These unsecured loans have terms of one to six months and the amounts borrowed can range from $ 200 to $ 1,000. Unlike payday loans, the PAL file fee cannot exceed $ 20 and the maximum interest rate is 28%.
However, you will not be eligible for a PAL until you have been a member of your credit union for at least one month. So unless you are already a member of a credit union, a PAL will not be a good option if you need money right away.
3. Get a secured loan by posting a collateral
Since unsecured loans do not require any collateral, lenders tend to require borrowers to have good credit scores in order to mitigate their risk. However, if you are able to put something of value as collateral, it might help you get a loan even without credit.
Here are some examples of assets that a lender can accept as collateral for a secured loan:
- Real estate (house or unbuilt property)
- Bank accounts
- Actions, bonds or mutual funds
- Insurance conditions
- Gold, silver or other precious metals
In addition to more lenient credit requirements, secured loans can also offer better interest rates or better terms.

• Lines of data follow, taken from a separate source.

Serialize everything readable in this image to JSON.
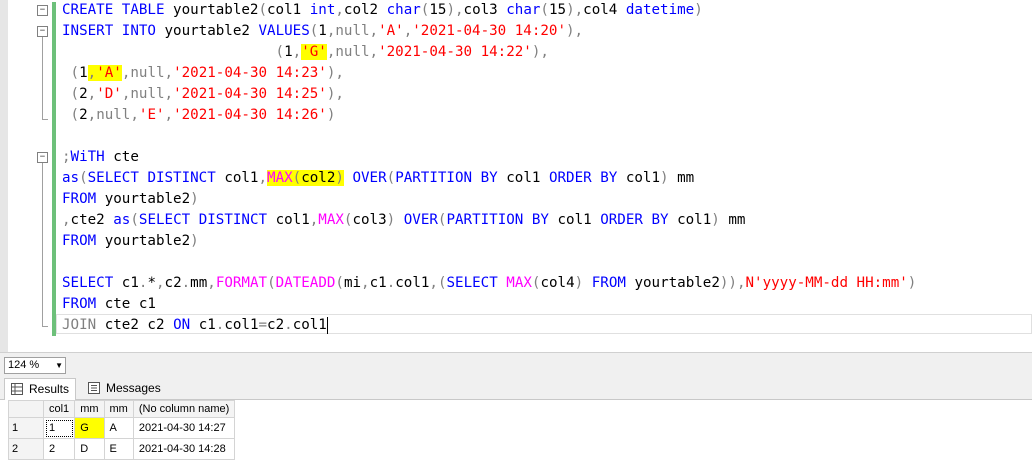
{
  "editor": {
    "lines": [
      [
        {
          "t": "CREATE ",
          "c": "kw"
        },
        {
          "t": "TABLE ",
          "c": "kw"
        },
        {
          "t": "yourtable2"
        },
        {
          "t": "(",
          "c": "gr"
        },
        {
          "t": "col1 "
        },
        {
          "t": "int",
          "c": "kw"
        },
        {
          "t": ",",
          "c": "gr"
        },
        {
          "t": "col2 "
        },
        {
          "t": "char",
          "c": "kw"
        },
        {
          "t": "(",
          "c": "gr"
        },
        {
          "t": "15"
        },
        {
          "t": "),",
          "c": "gr"
        },
        {
          "t": "col3 "
        },
        {
          "t": "char",
          "c": "kw"
        },
        {
          "t": "(",
          "c": "gr"
        },
        {
          "t": "15"
        },
        {
          "t": "),",
          "c": "gr"
        },
        {
          "t": "col4 "
        },
        {
          "t": "datetime",
          "c": "kw"
        },
        {
          "t": ")",
          "c": "gr"
        }
      ],
      [
        {
          "t": "INSERT ",
          "c": "kw"
        },
        {
          "t": "INTO ",
          "c": "kw"
        },
        {
          "t": "yourtable2 "
        },
        {
          "t": "VALUES",
          "c": "kw"
        },
        {
          "t": "(",
          "c": "gr"
        },
        {
          "t": "1"
        },
        {
          "t": ",",
          "c": "gr"
        },
        {
          "t": "null",
          "c": "gr"
        },
        {
          "t": ",",
          "c": "gr"
        },
        {
          "t": "'A'",
          "c": "str"
        },
        {
          "t": ",",
          "c": "gr"
        },
        {
          "t": "'2021-04-30 14:20'",
          "c": "str"
        },
        {
          "t": "),",
          "c": "gr"
        }
      ],
      [
        {
          "t": "                         "
        },
        {
          "t": "(",
          "c": "gr"
        },
        {
          "t": "1"
        },
        {
          "t": ",",
          "c": "gr"
        },
        {
          "t": "'G'",
          "c": "str hl"
        },
        {
          "t": ",",
          "c": "gr"
        },
        {
          "t": "null",
          "c": "gr"
        },
        {
          "t": ",",
          "c": "gr"
        },
        {
          "t": "'2021-04-30 14:22'",
          "c": "str"
        },
        {
          "t": "),",
          "c": "gr"
        }
      ],
      [
        {
          "t": " "
        },
        {
          "t": "(",
          "c": "gr"
        },
        {
          "t": "1"
        },
        {
          "t": ",",
          "c": "gr hl"
        },
        {
          "t": "'A'",
          "c": "str hl"
        },
        {
          "t": ",",
          "c": "gr"
        },
        {
          "t": "null",
          "c": "gr"
        },
        {
          "t": ",",
          "c": "gr"
        },
        {
          "t": "'2021-04-30 14:23'",
          "c": "str"
        },
        {
          "t": "),",
          "c": "gr"
        }
      ],
      [
        {
          "t": " "
        },
        {
          "t": "(",
          "c": "gr"
        },
        {
          "t": "2"
        },
        {
          "t": ",",
          "c": "gr"
        },
        {
          "t": "'D'",
          "c": "str"
        },
        {
          "t": ",",
          "c": "gr"
        },
        {
          "t": "null",
          "c": "gr"
        },
        {
          "t": ",",
          "c": "gr"
        },
        {
          "t": "'2021-04-30 14:25'",
          "c": "str"
        },
        {
          "t": "),",
          "c": "gr"
        }
      ],
      [
        {
          "t": " "
        },
        {
          "t": "(",
          "c": "gr"
        },
        {
          "t": "2"
        },
        {
          "t": ",",
          "c": "gr"
        },
        {
          "t": "null",
          "c": "gr"
        },
        {
          "t": ",",
          "c": "gr"
        },
        {
          "t": "'E'",
          "c": "str"
        },
        {
          "t": ",",
          "c": "gr"
        },
        {
          "t": "'2021-04-30 14:26'",
          "c": "str"
        },
        {
          "t": ")",
          "c": "gr"
        }
      ],
      [],
      [
        {
          "t": ";",
          "c": "gr"
        },
        {
          "t": "WiTH ",
          "c": "kw"
        },
        {
          "t": "cte"
        }
      ],
      [
        {
          "t": "as",
          "c": "kw"
        },
        {
          "t": "(",
          "c": "gr"
        },
        {
          "t": "SELECT ",
          "c": "kw"
        },
        {
          "t": "DISTINCT ",
          "c": "kw"
        },
        {
          "t": "col1"
        },
        {
          "t": ",",
          "c": "gr"
        },
        {
          "t": "MAX",
          "c": "fn hl"
        },
        {
          "t": "(",
          "c": "gr hl"
        },
        {
          "t": "col2",
          "c": "hl"
        },
        {
          "t": ")",
          "c": "gr hl"
        },
        {
          "t": " "
        },
        {
          "t": "OVER",
          "c": "kw"
        },
        {
          "t": "(",
          "c": "gr"
        },
        {
          "t": "PARTITION ",
          "c": "kw"
        },
        {
          "t": "BY ",
          "c": "kw"
        },
        {
          "t": "col1 "
        },
        {
          "t": "ORDER ",
          "c": "kw"
        },
        {
          "t": "BY ",
          "c": "kw"
        },
        {
          "t": "col1"
        },
        {
          "t": ")",
          "c": "gr"
        },
        {
          "t": " mm"
        }
      ],
      [
        {
          "t": "FROM ",
          "c": "kw"
        },
        {
          "t": "yourtable2"
        },
        {
          "t": ")",
          "c": "gr"
        }
      ],
      [
        {
          "t": ",",
          "c": "gr"
        },
        {
          "t": "cte2 "
        },
        {
          "t": "as",
          "c": "kw"
        },
        {
          "t": "(",
          "c": "gr"
        },
        {
          "t": "SELECT ",
          "c": "kw"
        },
        {
          "t": "DISTINCT ",
          "c": "kw"
        },
        {
          "t": "col1"
        },
        {
          "t": ",",
          "c": "gr"
        },
        {
          "t": "MAX",
          "c": "fn"
        },
        {
          "t": "(",
          "c": "gr"
        },
        {
          "t": "col3"
        },
        {
          "t": ")",
          "c": "gr"
        },
        {
          "t": " "
        },
        {
          "t": "OVER",
          "c": "kw"
        },
        {
          "t": "(",
          "c": "gr"
        },
        {
          "t": "PARTITION ",
          "c": "kw"
        },
        {
          "t": "BY ",
          "c": "kw"
        },
        {
          "t": "col1 "
        },
        {
          "t": "ORDER ",
          "c": "kw"
        },
        {
          "t": "BY ",
          "c": "kw"
        },
        {
          "t": "col1"
        },
        {
          "t": ")",
          "c": "gr"
        },
        {
          "t": " mm"
        }
      ],
      [
        {
          "t": "FROM ",
          "c": "kw"
        },
        {
          "t": "yourtable2"
        },
        {
          "t": ")",
          "c": "gr"
        }
      ],
      [],
      [
        {
          "t": "SELECT ",
          "c": "kw"
        },
        {
          "t": "c1"
        },
        {
          "t": ".",
          "c": "gr"
        },
        {
          "t": "*"
        },
        {
          "t": ",",
          "c": "gr"
        },
        {
          "t": "c2"
        },
        {
          "t": ".",
          "c": "gr"
        },
        {
          "t": "mm"
        },
        {
          "t": ",",
          "c": "gr"
        },
        {
          "t": "FORMAT",
          "c": "fn"
        },
        {
          "t": "(",
          "c": "gr"
        },
        {
          "t": "DATEADD",
          "c": "fn"
        },
        {
          "t": "(",
          "c": "gr"
        },
        {
          "t": "mi"
        },
        {
          "t": ",",
          "c": "gr"
        },
        {
          "t": "c1"
        },
        {
          "t": ".",
          "c": "gr"
        },
        {
          "t": "col1"
        },
        {
          "t": ",",
          "c": "gr"
        },
        {
          "t": "(",
          "c": "gr"
        },
        {
          "t": "SELECT ",
          "c": "kw"
        },
        {
          "t": "MAX",
          "c": "fn"
        },
        {
          "t": "(",
          "c": "gr"
        },
        {
          "t": "col4"
        },
        {
          "t": ")",
          "c": "gr"
        },
        {
          "t": " "
        },
        {
          "t": "FROM ",
          "c": "kw"
        },
        {
          "t": "yourtable2"
        },
        {
          "t": ")),",
          "c": "gr"
        },
        {
          "t": "N'yyyy-MM-dd HH:mm'",
          "c": "str"
        },
        {
          "t": ")",
          "c": "gr"
        }
      ],
      [
        {
          "t": "FROM ",
          "c": "kw"
        },
        {
          "t": "cte c1"
        }
      ],
      [
        {
          "t": "JOIN ",
          "c": "gr"
        },
        {
          "t": "cte2 c2 "
        },
        {
          "t": "ON ",
          "c": "kw"
        },
        {
          "t": "c1"
        },
        {
          "t": ".",
          "c": "gr"
        },
        {
          "t": "col1"
        },
        {
          "t": "=",
          "c": "gr"
        },
        {
          "t": "c2"
        },
        {
          "t": ".",
          "c": "gr"
        },
        {
          "t": "col1"
        }
      ]
    ]
  },
  "statusbar": {
    "zoom": "124 %"
  },
  "tabs": {
    "results": "Results",
    "messages": "Messages"
  },
  "grid": {
    "headers": [
      "col1",
      "mm",
      "mm",
      "(No column name)"
    ],
    "rows": [
      {
        "n": "1",
        "cells": [
          "1",
          "G",
          "A",
          "2021-04-30 14:27"
        ]
      },
      {
        "n": "2",
        "cells": [
          "2",
          "D",
          "E",
          "2021-04-30 14:28"
        ]
      }
    ]
  },
  "colors": {
    "keyword": "#0000ff",
    "string": "#ff0000",
    "function": "#ff00ff",
    "highlight": "#ffff00"
  }
}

But the downside is that your warranty will be at risk if you miss a payment or default on your payment.
Make sure you weigh the pros and cons of a secured loan before taking one. And try to avoid predatory securities lenders or pawn shops who can put you on a financial treadmill by charging outrageous rates.
4. Borrow on your 401 (k)
If you don’t have credit and need quick access to a large sum of money, a 401 (k) loan might be a legitimate option. But there are several pros and cons you should consider before borrowing for your retirement.
The biggest advantage of 401 (k) loans is that you will not be dealing with a lender, so there is no credit score requirement. With a 401 (k) loan, you are actually borrowing from yourself, so the “interest” you pay goes directly to your 401 (k) account. In addition, as long as you stay with your employer, you will have up to five years to fully repay the loan.
If you plan to pay off the money quickly, a 401 (k) loan might be a much better borrowing choice than a payday loan, title loan, or pawnshop loan. However, be aware that if you do not replace the amount withdrawn on the due date, you will have to pay taxes on the funds plus a 10% penalty.
Also, if you lose your job or quit your employer, the entire loan matures and will need to be paid in full by this year’s tax return due date. So if your job situation is volatile, borrowing on your 401 (k) becomes a riskier decision.
5. Add a creditworthy co-signer to your loan application
Add a creditworthy family member or friend as a co-signer could help you get a loan when you don’t have credit. However, keep in mind that your co-signer’s credit will also be damaged if payments are missed or the loan becomes past due.
Entering into a co-signing relationship can be dangerous from both a financial and relationship point of view. If you do decide to have someone co-sign for you, you will need to take extra care to ensure that your payments are always made in full and on time.
How to create credit from scratch
If you don’t need to take out a loan right away, a better option may be to wait until you’ve had time to establish a credit history. One option for creating credit from scratch is to apply for a secured credit card.
Since borrowers need to make a cash deposit to get a secured card, lenders are more willing to offer them to consumers who have limited or no credit at all. And as long as you choose a card issuer that reports to the credit bureaus, your positive payment history can help you quickly start building a positive score.
Taking out a credit loan from a bank or credit union is another credit option.
Finally, you can request to be added as an authorized user to someone else’s credit card account. Just make sure the card issuer reports authorized user activity to the credit bureaus.
With each of these options, you may be able to build a strong credit score in six to 12 months or maybe even faster. And given the additional borrowing options you might have with strong credit, delaying your loan application until then might be best if you can afford to wait.